Districts Often Lack Resources To Make Discipline Changes.
Nirvi Shah writes at the Education Week (5/1, Shah) "Rules of Engagement" blog that though a survey of the American Association of School Administrators found that many districts are "changing their codes of conduct in a way that limits the use of out-of-school suspension and expulsion and defines the role of law enforcement in school," many of them lack the financial and staffing resources to implement such changes.
Researchers Lament High Suspension Numbers.
Speaking on NPR Tell Me More (4/30), author Daniel Losen discusses the reasons for and consequences of high middle and high school suspension rates, which "have risen dramatically in recent years" and affect male students of color and students with disabilities at a disproportionate rate. The conversation focuses on a study from the Center for Civil Rights Remedies which found that "suspending kids actually leads to more drop-outs."
Researchers Call On Schools To Stop Using Term "Bullying."

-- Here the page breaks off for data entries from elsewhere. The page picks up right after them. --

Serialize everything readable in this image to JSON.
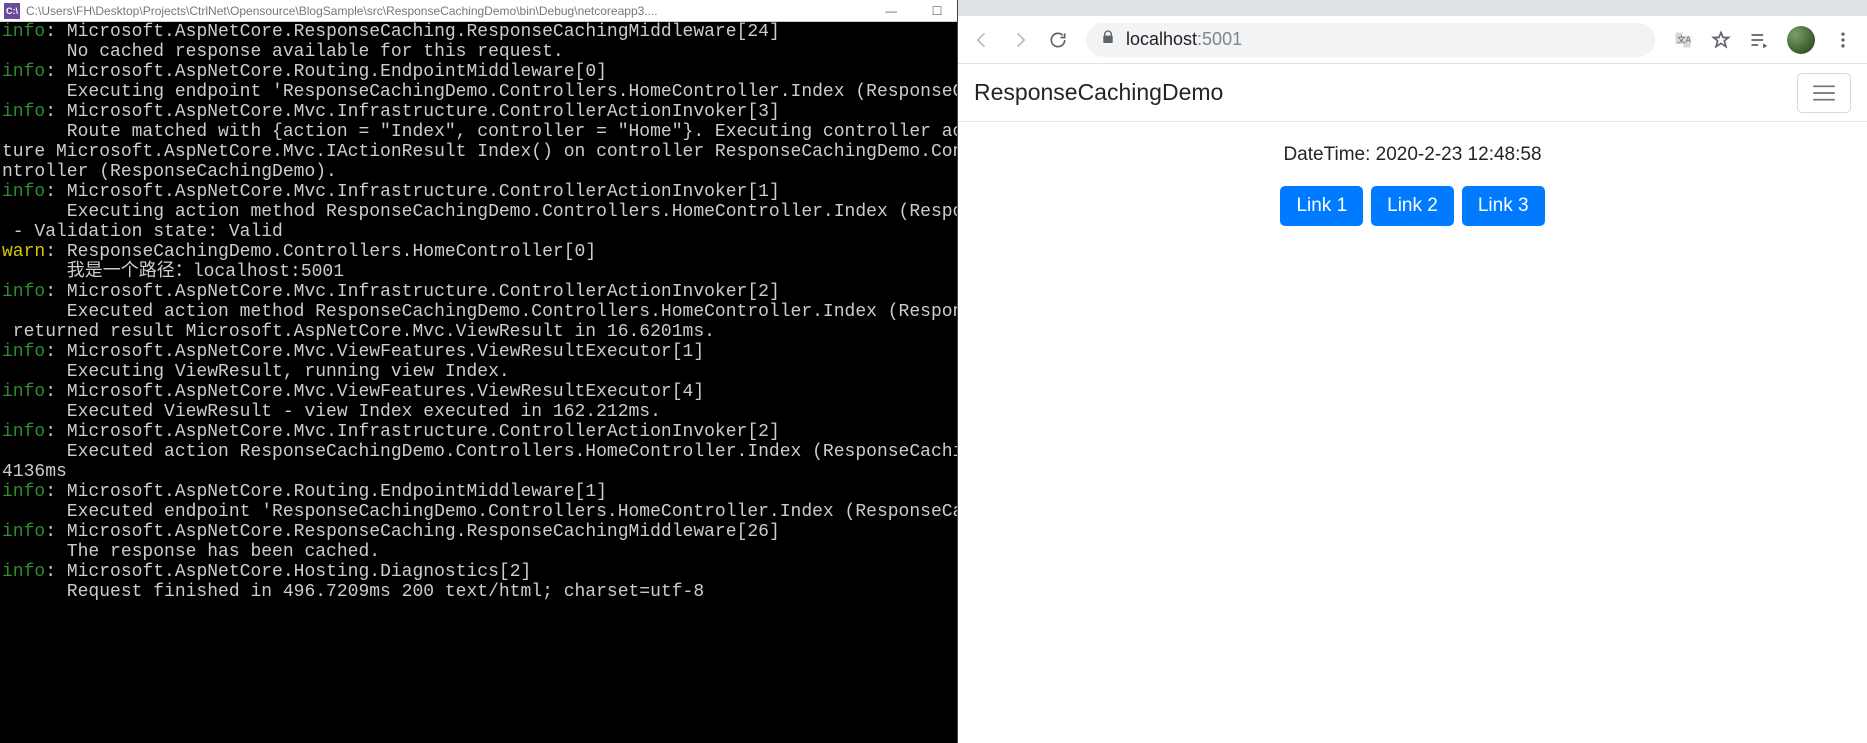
{
  "console": {
    "icon_text": "C:\\",
    "title": "C:\\Users\\FH\\Desktop\\Projects\\CtrlNet\\Opensource\\BlogSample\\src\\ResponseCachingDemo\\bin\\Debug\\netcoreapp3....",
    "lines": [
      {
        "level": "info",
        "head": "info",
        "colon": ": ",
        "body": "Microsoft.AspNetCore.ResponseCaching.ResponseCachingMiddleware[24]"
      },
      {
        "level": "cont",
        "body": "      No cached response available for this request."
      },
      {
        "level": "info",
        "head": "info",
        "colon": ": ",
        "body": "Microsoft.AspNetCore.Routing.EndpointMiddleware[0]"
      },
      {
        "level": "cont",
        "body": "      Executing endpoint 'ResponseCachingDemo.Controllers.HomeController.Index (ResponseCaching"
      },
      {
        "level": "info",
        "head": "info",
        "colon": ": ",
        "body": "Microsoft.AspNetCore.Mvc.Infrastructure.ControllerActionInvoker[3]"
      },
      {
        "level": "cont",
        "body": "      Route matched with {action = \"Index\", controller = \"Home\"}. Executing controller action w"
      },
      {
        "level": "cont",
        "body": "ture Microsoft.AspNetCore.Mvc.IActionResult Index() on controller ResponseCachingDemo.Controlle"
      },
      {
        "level": "cont",
        "body": "ntroller (ResponseCachingDemo)."
      },
      {
        "level": "info",
        "head": "info",
        "colon": ": ",
        "body": "Microsoft.AspNetCore.Mvc.Infrastructure.ControllerActionInvoker[1]"
      },
      {
        "level": "cont",
        "body": "      Executing action method ResponseCachingDemo.Controllers.HomeController.Index (ResponseCac"
      },
      {
        "level": "cont",
        "body": " - Validation state: Valid"
      },
      {
        "level": "warn",
        "head": "warn",
        "colon": ": ",
        "body": "ResponseCachingDemo.Controllers.HomeController[0]"
      },
      {
        "level": "cont",
        "body": "      我是一个路径：localhost:5001"
      },
      {
        "level": "info",
        "head": "info",
        "colon": ": ",
        "body": "Microsoft.AspNetCore.Mvc.Infrastructure.ControllerActionInvoker[2]"
      },
      {
        "level": "cont",
        "body": "      Executed action method ResponseCachingDemo.Controllers.HomeController.Index (ResponseCach"
      },
      {
        "level": "cont",
        "body": " returned result Microsoft.AspNetCore.Mvc.ViewResult in 16.6201ms."
      },
      {
        "level": "info",
        "head": "info",
        "colon": ": ",
        "body": "Microsoft.AspNetCore.Mvc.ViewFeatures.ViewResultExecutor[1]"
      },
      {
        "level": "cont",
        "body": "      Executing ViewResult, running view Index."
      },
      {
        "level": "info",
        "head": "info",
        "colon": ": ",
        "body": "Microsoft.AspNetCore.Mvc.ViewFeatures.ViewResultExecutor[4]"
      },
      {
        "level": "cont",
        "body": "      Executed ViewResult - view Index executed in 162.212ms."
      },
      {
        "level": "info",
        "head": "info",
        "colon": ": ",
        "body": "Microsoft.AspNetCore.Mvc.Infrastructure.ControllerActionInvoker[2]"
      },
      {
        "level": "cont",
        "body": "      Executed action ResponseCachingDemo.Controllers.HomeController.Index (ResponseCachingDemo"
      },
      {
        "level": "cont",
        "body": "4136ms"
      },
      {
        "level": "info",
        "head": "info",
        "colon": ": ",
        "body": "Microsoft.AspNetCore.Routing.EndpointMiddleware[1]"
      },
      {
        "level": "cont",
        "body": "      Executed endpoint 'ResponseCachingDemo.Controllers.HomeController.Index (ResponseCachingD"
      },
      {
        "level": "info",
        "head": "info",
        "colon": ": ",
        "body": "Microsoft.AspNetCore.ResponseCaching.ResponseCachingMiddleware[26]"
      },
      {
        "level": "cont",
        "body": "      The response has been cached."
      },
      {
        "level": "info",
        "head": "info",
        "colon": ": ",
        "body": "Microsoft.AspNetCore.Hosting.Diagnostics[2]"
      },
      {
        "level": "cont",
        "body": "      Request finished in 496.7209ms 200 text/html; charset=utf-8"
      }
    ]
  },
  "browser": {
    "address_host": "localhost",
    "address_port": ":5001",
    "page": {
      "brand": "ResponseCachingDemo",
      "datetime_label": "DateTime: 2020-2-23 12:48:58",
      "links": [
        "Link 1",
        "Link 2",
        "Link 3"
      ]
    }
  }
}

USA Today (4/30, Toppo) reports that according to a group of researchers, "schools that want to do a better job fighting bullying" should "stop using the term 'bullying.'" The researchers argue that overuse of the word obscures the problem, and that educators are "often hampered by policies that require mistreatment to be repetitive, for example, part of the classic definition of bullying."